#### WHAT THE TASK REQUIRES
Whenever the word "cards" turns up in a line of the data below, copy that line.

#### DATA SHOWN
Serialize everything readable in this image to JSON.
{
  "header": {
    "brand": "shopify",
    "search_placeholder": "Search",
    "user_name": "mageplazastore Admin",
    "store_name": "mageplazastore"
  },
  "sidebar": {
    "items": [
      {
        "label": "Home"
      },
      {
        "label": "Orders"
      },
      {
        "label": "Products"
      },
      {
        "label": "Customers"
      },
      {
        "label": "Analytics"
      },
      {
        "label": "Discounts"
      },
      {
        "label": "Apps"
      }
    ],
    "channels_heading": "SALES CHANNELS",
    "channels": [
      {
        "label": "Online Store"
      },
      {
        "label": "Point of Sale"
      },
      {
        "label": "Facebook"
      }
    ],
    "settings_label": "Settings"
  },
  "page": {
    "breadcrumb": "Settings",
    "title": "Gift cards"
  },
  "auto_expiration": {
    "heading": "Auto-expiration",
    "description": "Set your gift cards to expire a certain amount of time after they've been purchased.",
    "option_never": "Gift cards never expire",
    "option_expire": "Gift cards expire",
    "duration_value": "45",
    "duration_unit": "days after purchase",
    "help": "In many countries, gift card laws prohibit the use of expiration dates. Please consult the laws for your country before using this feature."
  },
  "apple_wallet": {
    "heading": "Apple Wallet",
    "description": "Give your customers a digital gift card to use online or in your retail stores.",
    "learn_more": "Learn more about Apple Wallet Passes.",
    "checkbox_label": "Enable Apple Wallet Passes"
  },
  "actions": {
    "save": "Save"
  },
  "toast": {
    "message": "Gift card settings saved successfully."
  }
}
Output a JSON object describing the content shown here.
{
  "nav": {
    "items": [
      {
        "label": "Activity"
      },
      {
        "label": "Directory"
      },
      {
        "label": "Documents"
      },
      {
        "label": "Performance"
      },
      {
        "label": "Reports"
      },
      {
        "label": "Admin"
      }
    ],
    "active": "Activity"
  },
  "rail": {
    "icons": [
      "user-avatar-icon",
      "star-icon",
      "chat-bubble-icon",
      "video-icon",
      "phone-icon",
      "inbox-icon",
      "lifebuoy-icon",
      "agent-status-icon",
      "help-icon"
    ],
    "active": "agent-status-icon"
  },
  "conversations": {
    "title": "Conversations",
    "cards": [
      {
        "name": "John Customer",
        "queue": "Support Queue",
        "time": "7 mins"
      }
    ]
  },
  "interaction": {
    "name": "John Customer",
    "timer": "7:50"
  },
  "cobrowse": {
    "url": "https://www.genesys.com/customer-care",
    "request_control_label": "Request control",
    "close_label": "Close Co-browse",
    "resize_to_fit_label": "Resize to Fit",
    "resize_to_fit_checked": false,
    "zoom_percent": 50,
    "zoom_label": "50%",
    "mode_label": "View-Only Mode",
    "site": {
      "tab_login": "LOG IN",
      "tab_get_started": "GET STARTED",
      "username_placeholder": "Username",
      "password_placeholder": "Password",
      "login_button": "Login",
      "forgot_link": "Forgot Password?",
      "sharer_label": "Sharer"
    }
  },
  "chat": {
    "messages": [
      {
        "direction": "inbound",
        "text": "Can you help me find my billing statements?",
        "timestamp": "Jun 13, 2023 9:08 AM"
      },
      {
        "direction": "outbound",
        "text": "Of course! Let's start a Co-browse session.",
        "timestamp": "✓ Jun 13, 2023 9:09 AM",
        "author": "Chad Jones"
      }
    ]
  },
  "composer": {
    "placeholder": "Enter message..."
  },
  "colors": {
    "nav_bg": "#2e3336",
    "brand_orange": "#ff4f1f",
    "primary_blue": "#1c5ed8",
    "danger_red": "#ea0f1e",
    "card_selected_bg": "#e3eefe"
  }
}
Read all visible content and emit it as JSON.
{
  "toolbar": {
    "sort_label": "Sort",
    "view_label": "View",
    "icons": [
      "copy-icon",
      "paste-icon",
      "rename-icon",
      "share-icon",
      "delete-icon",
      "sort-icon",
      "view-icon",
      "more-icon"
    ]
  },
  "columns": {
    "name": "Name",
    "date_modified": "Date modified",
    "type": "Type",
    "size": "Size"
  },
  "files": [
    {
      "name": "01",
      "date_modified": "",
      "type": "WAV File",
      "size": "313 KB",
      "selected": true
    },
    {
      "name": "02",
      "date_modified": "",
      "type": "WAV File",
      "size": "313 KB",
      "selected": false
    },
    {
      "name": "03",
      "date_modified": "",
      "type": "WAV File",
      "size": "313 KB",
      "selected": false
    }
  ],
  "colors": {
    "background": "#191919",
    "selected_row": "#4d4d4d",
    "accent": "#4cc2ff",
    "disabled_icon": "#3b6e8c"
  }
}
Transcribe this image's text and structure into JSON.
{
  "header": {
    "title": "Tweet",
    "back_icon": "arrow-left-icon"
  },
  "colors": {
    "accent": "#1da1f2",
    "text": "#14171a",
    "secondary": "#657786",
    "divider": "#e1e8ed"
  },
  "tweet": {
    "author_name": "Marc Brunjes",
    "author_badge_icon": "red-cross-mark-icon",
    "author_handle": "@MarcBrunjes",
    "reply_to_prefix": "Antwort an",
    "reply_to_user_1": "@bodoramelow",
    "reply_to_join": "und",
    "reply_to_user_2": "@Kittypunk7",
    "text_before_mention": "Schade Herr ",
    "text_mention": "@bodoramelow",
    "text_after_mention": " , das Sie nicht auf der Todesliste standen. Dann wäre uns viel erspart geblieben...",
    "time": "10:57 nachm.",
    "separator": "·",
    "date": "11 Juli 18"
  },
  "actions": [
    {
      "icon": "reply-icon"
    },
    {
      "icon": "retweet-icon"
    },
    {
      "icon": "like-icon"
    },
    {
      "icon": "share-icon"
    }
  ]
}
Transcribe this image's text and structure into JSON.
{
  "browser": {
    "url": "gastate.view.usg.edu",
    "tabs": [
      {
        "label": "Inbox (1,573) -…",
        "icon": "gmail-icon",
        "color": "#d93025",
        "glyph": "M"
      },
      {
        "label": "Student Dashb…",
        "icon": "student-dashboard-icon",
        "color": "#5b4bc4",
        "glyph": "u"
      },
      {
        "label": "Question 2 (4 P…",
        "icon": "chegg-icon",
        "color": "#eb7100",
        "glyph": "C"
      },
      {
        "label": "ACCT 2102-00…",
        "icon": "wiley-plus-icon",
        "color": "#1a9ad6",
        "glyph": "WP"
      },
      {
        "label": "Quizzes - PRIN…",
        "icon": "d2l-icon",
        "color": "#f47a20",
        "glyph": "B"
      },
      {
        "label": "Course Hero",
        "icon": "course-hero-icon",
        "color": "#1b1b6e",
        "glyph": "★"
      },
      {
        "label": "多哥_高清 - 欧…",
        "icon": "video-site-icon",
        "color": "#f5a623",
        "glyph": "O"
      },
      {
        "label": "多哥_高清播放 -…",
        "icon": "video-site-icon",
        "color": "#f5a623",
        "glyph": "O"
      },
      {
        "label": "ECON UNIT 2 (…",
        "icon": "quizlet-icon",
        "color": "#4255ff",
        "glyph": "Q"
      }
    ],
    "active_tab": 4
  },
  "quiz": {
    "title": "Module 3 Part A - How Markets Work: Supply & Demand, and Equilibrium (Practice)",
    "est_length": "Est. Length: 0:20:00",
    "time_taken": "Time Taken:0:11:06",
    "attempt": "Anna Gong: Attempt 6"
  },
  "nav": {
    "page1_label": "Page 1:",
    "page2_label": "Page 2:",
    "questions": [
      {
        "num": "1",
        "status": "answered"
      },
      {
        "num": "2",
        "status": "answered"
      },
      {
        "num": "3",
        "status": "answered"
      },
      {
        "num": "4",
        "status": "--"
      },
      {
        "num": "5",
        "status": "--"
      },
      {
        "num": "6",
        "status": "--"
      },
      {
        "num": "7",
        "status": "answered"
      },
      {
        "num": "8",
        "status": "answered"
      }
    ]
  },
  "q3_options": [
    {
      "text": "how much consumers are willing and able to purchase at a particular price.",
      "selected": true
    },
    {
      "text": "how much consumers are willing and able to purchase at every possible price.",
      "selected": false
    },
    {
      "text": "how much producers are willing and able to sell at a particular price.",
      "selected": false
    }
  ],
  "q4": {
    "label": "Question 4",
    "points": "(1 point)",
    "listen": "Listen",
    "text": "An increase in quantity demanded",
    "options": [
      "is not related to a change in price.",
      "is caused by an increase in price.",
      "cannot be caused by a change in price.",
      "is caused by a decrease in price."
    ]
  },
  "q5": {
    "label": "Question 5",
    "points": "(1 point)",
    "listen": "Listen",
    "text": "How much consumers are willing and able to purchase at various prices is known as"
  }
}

#### ANSWER BOX
    "title": "Gift cards"
    "description": "Set your gift cards to expire a certain amount of time after they've been purchased.",
    "option_never": "Gift cards never expire",
    "option_expire": "Gift cards expire",
    "cards": [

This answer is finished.